The Hundred-Foot Journey is a sweet film about the culinary and cultural clashes that ensue after a fortuitous vehicular malfunction lands an Indian family in a quaint French village.
After seeking asylum in England following attacks on their restaurant in India, the Kadam family drives on to find where to settle next. When brakes break just outside a small town in France, the family is rescued by a lovely (in looks and personality) girl who just happens to be a sous chef (Quebec’s own Charlotte Le Bon). Upon their way into town, a dilapidated old restaurant, overgrown with greenery and dust catches the papa’s eye. Papa (played by Om Puri) sees beyond the crumbles and declares it their new home, a place for his naturally epicuriously talented son Hassan (Manish Dayal) to blossom. Trouble is, right across the street (literally 100 feet away) lays a classical French restaurant boasting a Michelin star. The restaurateur (Helen Mirren), is not about to welcome competition so she digs her heels in and readies herself for battle.

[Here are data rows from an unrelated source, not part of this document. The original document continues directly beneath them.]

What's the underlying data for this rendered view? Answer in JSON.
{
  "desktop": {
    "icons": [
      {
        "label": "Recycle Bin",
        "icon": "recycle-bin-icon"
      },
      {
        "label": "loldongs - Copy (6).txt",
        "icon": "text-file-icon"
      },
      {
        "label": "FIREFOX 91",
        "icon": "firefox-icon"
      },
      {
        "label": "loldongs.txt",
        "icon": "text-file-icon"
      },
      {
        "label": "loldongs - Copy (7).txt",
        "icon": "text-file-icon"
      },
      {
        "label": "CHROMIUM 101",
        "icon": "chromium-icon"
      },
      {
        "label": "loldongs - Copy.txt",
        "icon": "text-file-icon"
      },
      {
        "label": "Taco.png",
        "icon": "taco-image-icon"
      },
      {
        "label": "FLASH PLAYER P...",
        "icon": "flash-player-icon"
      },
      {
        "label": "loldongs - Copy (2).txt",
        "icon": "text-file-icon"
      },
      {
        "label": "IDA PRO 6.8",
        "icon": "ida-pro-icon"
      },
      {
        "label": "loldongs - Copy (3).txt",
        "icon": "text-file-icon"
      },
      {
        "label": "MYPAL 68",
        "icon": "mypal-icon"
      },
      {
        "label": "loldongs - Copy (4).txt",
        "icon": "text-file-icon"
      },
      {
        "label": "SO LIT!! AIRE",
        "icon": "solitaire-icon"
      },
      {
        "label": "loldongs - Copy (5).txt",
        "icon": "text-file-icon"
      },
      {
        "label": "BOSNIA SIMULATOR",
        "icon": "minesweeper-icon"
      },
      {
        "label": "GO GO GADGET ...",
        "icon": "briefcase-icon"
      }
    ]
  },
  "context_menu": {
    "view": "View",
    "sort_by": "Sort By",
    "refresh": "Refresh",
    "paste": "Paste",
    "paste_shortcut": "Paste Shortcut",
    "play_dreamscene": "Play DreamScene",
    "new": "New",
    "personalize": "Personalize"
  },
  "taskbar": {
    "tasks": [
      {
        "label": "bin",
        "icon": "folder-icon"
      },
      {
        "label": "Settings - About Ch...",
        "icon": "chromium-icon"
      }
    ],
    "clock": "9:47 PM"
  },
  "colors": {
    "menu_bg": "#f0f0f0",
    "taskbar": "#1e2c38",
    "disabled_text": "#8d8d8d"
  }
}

Through the tensions and rivalry, there is the underlying mutual love of cooking, the budding young love of two ambitious chefs, and xenophobic undercurrents. While heavy topics are brushed upon, the film remains light and comes complete with a nicely wrapped happy ending.

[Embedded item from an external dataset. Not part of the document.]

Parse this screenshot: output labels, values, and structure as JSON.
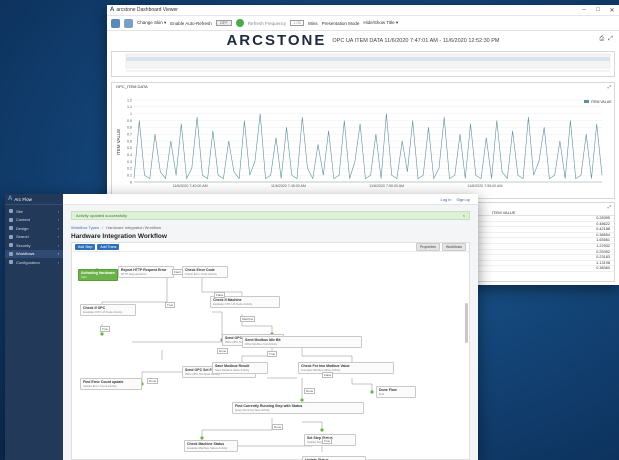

With director of Chocolat Lasse Hallström at the helm I’d expected more from the food portion of the film. There was more produce porn than tantalizing dish pics. Shots of the markets were beautiful, but almost too perfect to feel real. I was a little disappointed that the food portions lacked sensuality. See The Hundred-Foot Jounrey for the story, for the food section left me wanting, not hungry.